The term PPC can apply to paid ads on social media networks, like Facebook, Twitter and LinkedIn. However, today we’ll focus on Google Adwords which helps your ads stand out to search engine users, displaying them at the top and right-hand side of Google’s search engines. We’ll also explore Google Display Network which displays your ads on relevant websites your customers and prospects land on.
Google Ads & Automation Layering with Frederick Vallaeys [PODCAST] How Does PPC Advertising Work?
Once you have an amazingly written ad spiel, you can bid on a series of search phrases or keywords you want your advert to appear for. What placement your ad gets depends on two things: your bid price and your quality score. Your bid price is how much each click will cost you – so if you bid €1.50 and 100 people click on your advert, it will cost you €150.
Your quality score is decided from a number of factors including: your land page copy, your click metrics, your website’s metrics, amongst others.

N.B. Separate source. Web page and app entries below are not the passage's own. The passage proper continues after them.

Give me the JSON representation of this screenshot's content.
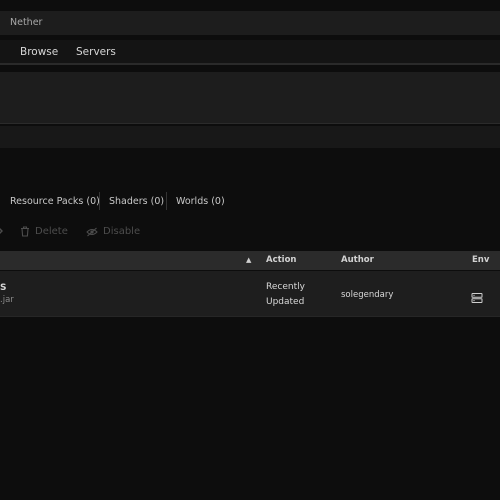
{
  "breadcrumb": {
    "text": "Nether"
  },
  "nav": {
    "items": [
      {
        "label": ""
      },
      {
        "label": "Browse"
      },
      {
        "label": "Servers"
      }
    ]
  },
  "content_tabs": [
    {
      "label": "Resource Packs (0)"
    },
    {
      "label": "Shaders (0)"
    },
    {
      "label": "Worlds (0)"
    }
  ],
  "actions": {
    "delete_label": "Delete",
    "disable_label": "Disable"
  },
  "table": {
    "columns": {
      "action": "Action",
      "author": "Author",
      "env": "Env"
    },
    "rows": [
      {
        "name": "S",
        "filename": ".jar",
        "action_line1": "Recently",
        "action_line2": "Updated",
        "author": "solegendary",
        "env_icon": "server-icon"
      }
    ]
  },
  "colors": {
    "background": "#0d0d0d",
    "panel": "#1d1d1d",
    "header": "#2b2b2b",
    "disabled_text": "#4d4d4d"
  }
}
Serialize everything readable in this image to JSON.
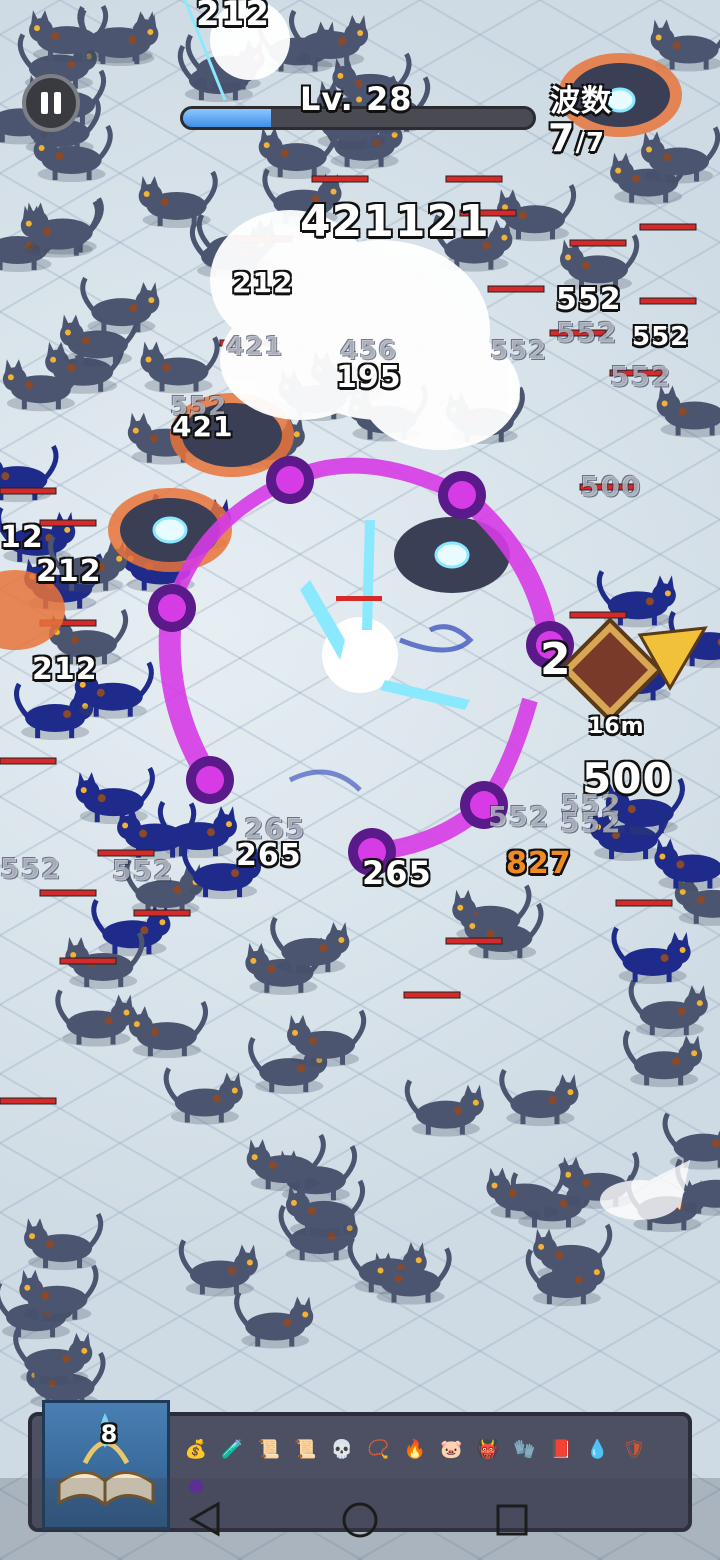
{
  "hud": {
    "level_label": "Lv. 28",
    "xp_progress": 0.25,
    "wave_title": "波数",
    "wave_current": "7",
    "wave_total": "/7",
    "target_distance": "16m"
  },
  "damage_numbers": [
    {
      "text": "212",
      "style": "normal",
      "size": 34
    },
    {
      "text": "421121",
      "style": "normal",
      "size": 44
    },
    {
      "text": "212",
      "style": "normal",
      "size": 28
    },
    {
      "text": "552",
      "style": "normal",
      "size": 30
    },
    {
      "text": "552",
      "style": "faded",
      "size": 28
    },
    {
      "text": "552",
      "style": "normal",
      "size": 26
    },
    {
      "text": "552",
      "style": "faded",
      "size": 26
    },
    {
      "text": "552",
      "style": "faded",
      "size": 28
    },
    {
      "text": "421",
      "style": "faded",
      "size": 26
    },
    {
      "text": "456",
      "style": "faded",
      "size": 26
    },
    {
      "text": "195",
      "style": "normal",
      "size": 30
    },
    {
      "text": "552",
      "style": "faded",
      "size": 26
    },
    {
      "text": "421",
      "style": "normal",
      "size": 28
    },
    {
      "text": "500",
      "style": "faded",
      "size": 28
    },
    {
      "text": "12",
      "style": "normal",
      "size": 30
    },
    {
      "text": "212",
      "style": "normal",
      "size": 30
    },
    {
      "text": "212",
      "style": "normal",
      "size": 30
    },
    {
      "text": "2",
      "style": "normal",
      "size": 44
    },
    {
      "text": "500",
      "style": "normal",
      "size": 42
    },
    {
      "text": "552",
      "style": "faded",
      "size": 28
    },
    {
      "text": "552",
      "style": "faded",
      "size": 28
    },
    {
      "text": "827",
      "style": "orange",
      "size": 30
    },
    {
      "text": "265",
      "style": "faded",
      "size": 28
    },
    {
      "text": "265",
      "style": "normal",
      "size": 30
    },
    {
      "text": "265",
      "style": "normal",
      "size": 32
    },
    {
      "text": "552",
      "style": "faded",
      "size": 28
    },
    {
      "text": "552",
      "style": "faded",
      "size": 28
    },
    {
      "text": "552",
      "style": "faded",
      "size": 28
    }
  ],
  "spellbook": {
    "count": "8"
  },
  "inventory": [
    {
      "name": "coin-pouch-icon",
      "glyph": "💰",
      "color": "#a0622d"
    },
    {
      "name": "potion-bag-icon",
      "glyph": "🧪",
      "color": "#c84848"
    },
    {
      "name": "scroll-icon",
      "glyph": "📜",
      "color": "#d8c8a8"
    },
    {
      "name": "scroll-icon",
      "glyph": "📜",
      "color": "#d8c8a8"
    },
    {
      "name": "skull-icon",
      "glyph": "💀",
      "color": "#e8e8e8"
    },
    {
      "name": "amulet-icon",
      "glyph": "📿",
      "color": "#c89a38"
    },
    {
      "name": "fire-crystal-icon",
      "glyph": "🔥",
      "color": "#e06a28"
    },
    {
      "name": "piggy-bank-icon",
      "glyph": "🐷",
      "color": "#f0a0b8"
    },
    {
      "name": "demon-mask-icon",
      "glyph": "👹",
      "color": "#d03048"
    },
    {
      "name": "gauntlet-icon",
      "glyph": "🧤",
      "color": "#9a9a9a"
    },
    {
      "name": "spellbook-purple-icon",
      "glyph": "📕",
      "color": "#8848c8"
    },
    {
      "name": "water-drop-icon",
      "glyph": "💧",
      "color": "#7aa8e8"
    },
    {
      "name": "shield-icon",
      "glyph": "🛡",
      "color": "#c85838"
    },
    {
      "name": "dark-orb-icon",
      "glyph": "●",
      "color": "#6a2aa8"
    }
  ],
  "colors": {
    "arcane": "#d63be6",
    "lightning": "#8be9ff",
    "shadow_cat": "#1f2b8a",
    "grey_cat": "#4b5570",
    "health_bar": "#d42a2a"
  }
}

Sounds simple enough?
Not quite, to get great conversion rates (people actually buying/signing-up for your offerings) takes a lot more than getting people to click on a link.
The term PPC can apply to paid ads on social media networks, like Facebook, Twitter and LinkedIn.
However, today we’ll focus on Google Adwords which helps your ads stand out to search engine users, displaying them at the top and right-hand side of Google’s search engines.
We’ll also explore Google Display Network which displays your ads on relevant websites your customers and prospects land on.
We’ll take a look at the benefits of both services to help you decide the best fit for you business and the best way to reach your target audience.